Exercise description: Among the lines below, how many carry the string "Anwendungen"? Reply with a number and nothing else.

Raw data:
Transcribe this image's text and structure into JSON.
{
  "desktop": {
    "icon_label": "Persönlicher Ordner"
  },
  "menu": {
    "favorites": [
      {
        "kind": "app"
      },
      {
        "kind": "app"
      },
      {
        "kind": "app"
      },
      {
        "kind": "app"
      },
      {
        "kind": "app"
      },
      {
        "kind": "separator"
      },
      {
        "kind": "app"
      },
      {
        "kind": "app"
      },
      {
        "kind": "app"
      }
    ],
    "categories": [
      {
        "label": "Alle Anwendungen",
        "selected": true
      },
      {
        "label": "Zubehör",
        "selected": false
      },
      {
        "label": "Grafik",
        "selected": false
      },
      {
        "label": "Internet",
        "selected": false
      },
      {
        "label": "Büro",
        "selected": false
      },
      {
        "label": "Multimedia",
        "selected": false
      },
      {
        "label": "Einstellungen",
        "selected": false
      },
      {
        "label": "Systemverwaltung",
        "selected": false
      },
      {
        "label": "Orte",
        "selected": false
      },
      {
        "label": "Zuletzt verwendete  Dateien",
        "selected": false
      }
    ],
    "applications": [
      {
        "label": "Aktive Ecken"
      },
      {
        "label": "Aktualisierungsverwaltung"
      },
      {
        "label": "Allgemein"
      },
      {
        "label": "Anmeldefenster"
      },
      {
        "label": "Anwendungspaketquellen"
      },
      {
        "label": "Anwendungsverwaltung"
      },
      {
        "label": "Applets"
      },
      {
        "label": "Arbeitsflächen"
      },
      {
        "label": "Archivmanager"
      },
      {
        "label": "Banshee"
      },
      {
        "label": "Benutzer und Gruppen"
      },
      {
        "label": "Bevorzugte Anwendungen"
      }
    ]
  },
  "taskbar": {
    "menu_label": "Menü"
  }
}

Answer to this exercise: 2